### Work instruction:
Please output each line of the data exactly as it appears.

### Input material:
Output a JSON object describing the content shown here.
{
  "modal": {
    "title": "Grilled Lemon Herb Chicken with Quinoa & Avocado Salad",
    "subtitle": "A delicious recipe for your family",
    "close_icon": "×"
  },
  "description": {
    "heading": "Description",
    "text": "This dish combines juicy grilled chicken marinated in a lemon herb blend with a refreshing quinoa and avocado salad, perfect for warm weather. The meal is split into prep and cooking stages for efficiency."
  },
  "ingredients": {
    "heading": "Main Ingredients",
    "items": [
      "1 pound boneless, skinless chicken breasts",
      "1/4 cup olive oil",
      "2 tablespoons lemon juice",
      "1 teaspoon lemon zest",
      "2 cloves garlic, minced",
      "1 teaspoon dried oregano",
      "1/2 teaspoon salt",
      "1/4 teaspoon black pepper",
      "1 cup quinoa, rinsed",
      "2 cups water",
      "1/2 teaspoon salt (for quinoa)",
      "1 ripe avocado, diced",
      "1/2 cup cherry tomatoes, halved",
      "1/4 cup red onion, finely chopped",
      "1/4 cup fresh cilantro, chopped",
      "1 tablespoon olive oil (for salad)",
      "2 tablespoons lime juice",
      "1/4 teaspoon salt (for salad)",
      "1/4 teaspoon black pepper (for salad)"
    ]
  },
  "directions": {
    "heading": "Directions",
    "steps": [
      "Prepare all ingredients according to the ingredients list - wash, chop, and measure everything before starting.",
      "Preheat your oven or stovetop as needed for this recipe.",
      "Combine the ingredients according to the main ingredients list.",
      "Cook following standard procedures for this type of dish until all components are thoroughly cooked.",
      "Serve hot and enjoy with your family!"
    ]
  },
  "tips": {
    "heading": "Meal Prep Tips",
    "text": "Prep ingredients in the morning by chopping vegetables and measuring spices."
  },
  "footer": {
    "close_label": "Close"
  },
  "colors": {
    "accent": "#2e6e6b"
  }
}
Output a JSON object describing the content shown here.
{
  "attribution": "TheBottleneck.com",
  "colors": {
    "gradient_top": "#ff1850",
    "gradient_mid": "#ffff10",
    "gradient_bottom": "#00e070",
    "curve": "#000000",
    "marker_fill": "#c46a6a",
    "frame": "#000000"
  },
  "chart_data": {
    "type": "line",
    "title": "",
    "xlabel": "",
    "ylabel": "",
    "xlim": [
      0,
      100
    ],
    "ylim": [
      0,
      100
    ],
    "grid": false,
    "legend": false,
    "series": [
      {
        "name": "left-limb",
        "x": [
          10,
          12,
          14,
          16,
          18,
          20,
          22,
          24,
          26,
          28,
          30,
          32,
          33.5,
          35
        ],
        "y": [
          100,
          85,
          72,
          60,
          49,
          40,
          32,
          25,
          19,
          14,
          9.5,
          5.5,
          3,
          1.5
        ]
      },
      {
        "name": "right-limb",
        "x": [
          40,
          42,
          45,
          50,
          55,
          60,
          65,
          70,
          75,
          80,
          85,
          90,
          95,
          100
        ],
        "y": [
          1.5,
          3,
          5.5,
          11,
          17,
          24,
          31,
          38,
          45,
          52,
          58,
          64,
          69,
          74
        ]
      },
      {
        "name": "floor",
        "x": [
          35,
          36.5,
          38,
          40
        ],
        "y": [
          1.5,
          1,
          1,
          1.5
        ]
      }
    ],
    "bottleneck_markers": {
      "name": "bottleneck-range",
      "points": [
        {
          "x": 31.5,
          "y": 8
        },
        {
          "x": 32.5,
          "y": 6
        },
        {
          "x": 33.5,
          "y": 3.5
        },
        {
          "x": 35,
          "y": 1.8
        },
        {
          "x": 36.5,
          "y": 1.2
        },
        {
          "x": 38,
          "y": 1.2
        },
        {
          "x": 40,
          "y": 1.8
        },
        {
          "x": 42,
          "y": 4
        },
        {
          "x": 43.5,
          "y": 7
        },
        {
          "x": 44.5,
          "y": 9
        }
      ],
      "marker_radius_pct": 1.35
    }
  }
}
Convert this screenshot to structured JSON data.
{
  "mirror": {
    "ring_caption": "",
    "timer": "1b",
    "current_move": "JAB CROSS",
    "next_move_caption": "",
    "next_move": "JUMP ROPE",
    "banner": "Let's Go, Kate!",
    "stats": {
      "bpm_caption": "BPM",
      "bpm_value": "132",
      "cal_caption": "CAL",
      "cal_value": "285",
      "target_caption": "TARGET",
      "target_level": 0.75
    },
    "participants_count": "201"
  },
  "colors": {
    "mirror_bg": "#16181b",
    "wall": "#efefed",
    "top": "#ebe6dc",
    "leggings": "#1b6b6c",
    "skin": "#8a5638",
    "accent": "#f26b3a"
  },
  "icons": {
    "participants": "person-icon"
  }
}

### Finished task:
Output a JSON object describing the content shown here.
{
  "modal": {
    "title": "Grilled Lemon Herb Chicken with Quinoa & Avocado Salad",
    "subtitle": "A delicious recipe for your family",
    "close_icon": "×"
  },
  "description": {
    "heading": "Description",
    "text": "This dish combines juicy grilled chicken marinated in a lemon herb blend with a refreshing quinoa and avocado salad, perfect for warm weather. The meal is split into prep and cooking stages for efficiency."
  },
  "ingredients": {
    "heading": "Main Ingredients",
    "items": [
      "1 pound boneless, skinless chicken breasts",
      "1/4 cup olive oil",
      "2 tablespoons lemon juice",
      "1 teaspoon lemon zest",
      "2 cloves garlic, minced",
      "1 teaspoon dried oregano",
      "1/2 teaspoon salt",
      "1/4 teaspoon black pepper",
      "1 cup quinoa, rinsed",
      "2 cups water",
      "1/2 teaspoon salt (for quinoa)",
      "1 ripe avocado, diced",
      "1/2 cup cherry tomatoes, halved",
      "1/4 cup red onion, finely chopped",
      "1/4 cup fresh cilantro, chopped",
      "1 tablespoon olive oil (for salad)",
      "2 tablespoons lime juice",
      "1/4 teaspoon salt (for salad)",
      "1/4 teaspoon black pepper (for salad)"
    ]
  },
  "directions": {
    "heading": "Directions",
    "steps": [
      "Prepare all ingredients according to the ingredients list - wash, chop, and measure everything before starting.",
      "Preheat your oven or stovetop as needed for this recipe.",
      "Combine the ingredients according to the main ingredients list.",
      "Cook following standard procedures for this type of dish until all components are thoroughly cooked.",
      "Serve hot and enjoy with your family!"
    ]
  },
  "tips": {
    "heading": "Meal Prep Tips",
    "text": "Prep ingredients in the morning by chopping vegetables and measuring spices."
  },
  "footer": {
    "close_label": "Close"
  },
  "colors": {
    "accent": "#2e6e6b"
  }
}
Output a JSON object describing the content shown here.
{
  "attribution": "TheBottleneck.com",
  "colors": {
    "gradient_top": "#ff1850",
    "gradient_mid": "#ffff10",
    "gradient_bottom": "#00e070",
    "curve": "#000000",
    "marker_fill": "#c46a6a",
    "frame": "#000000"
  },
  "chart_data": {
    "type": "line",
    "title": "",
    "xlabel": "",
    "ylabel": "",
    "xlim": [
      0,
      100
    ],
    "ylim": [
      0,
      100
    ],
    "grid": false,
    "legend": false,
    "series": [
      {
        "name": "left-limb",
        "x": [
          10,
          12,
          14,
          16,
          18,
          20,
          22,
          24,
          26,
          28,
          30,
          32,
          33.5,
          35
        ],
        "y": [
          100,
          85,
          72,
          60,
          49,
          40,
          32,
          25,
          19,
          14,
          9.5,
          5.5,
          3,
          1.5
        ]
      },
      {
        "name": "right-limb",
        "x": [
          40,
          42,
          45,
          50,
          55,
          60,
          65,
          70,
          75,
          80,
          85,
          90,
          95,
          100
        ],
        "y": [
          1.5,
          3,
          5.5,
          11,
          17,
          24,
          31,
          38,
          45,
          52,
          58,
          64,
          69,
          74
        ]
      },
      {
        "name": "floor",
        "x": [
          35,
          36.5,
          38,
          40
        ],
        "y": [
          1.5,
          1,
          1,
          1.5
        ]
      }
    ],
    "bottleneck_markers": {
      "name": "bottleneck-range",
      "points": [
        {
          "x": 31.5,
          "y": 8
        },
        {
          "x": 32.5,
          "y": 6
        },
        {
          "x": 33.5,
          "y": 3.5
        },
        {
          "x": 35,
          "y": 1.8
        },
        {
          "x": 36.5,
          "y": 1.2
        },
        {
          "x": 38,
          "y": 1.2
        },
        {
          "x": 40,
          "y": 1.8
        },
        {
          "x": 42,
          "y": 4
        },
        {
          "x": 43.5,
          "y": 7
        },
        {
          "x": 44.5,
          "y": 9
        }
      ],
      "marker_radius_pct": 1.35
    }
  }
}
Convert this screenshot to structured JSON data.
{
  "mirror": {
    "ring_caption": "",
    "timer": "1b",
    "current_move": "JAB CROSS",
    "next_move_caption": "",
    "next_move": "JUMP ROPE",
    "banner": "Let's Go, Kate!",
    "stats": {
      "bpm_caption": "BPM",
      "bpm_value": "132",
      "cal_caption": "CAL",
      "cal_value": "285",
      "target_caption": "TARGET",
      "target_level": 0.75
    },
    "participants_count": "201"
  },
  "colors": {
    "mirror_bg": "#16181b",
    "wall": "#efefed",
    "top": "#ebe6dc",
    "leggings": "#1b6b6c",
    "skin": "#8a5638",
    "accent": "#f26b3a"
  },
  "icons": {
    "participants": "person-icon"
  }
}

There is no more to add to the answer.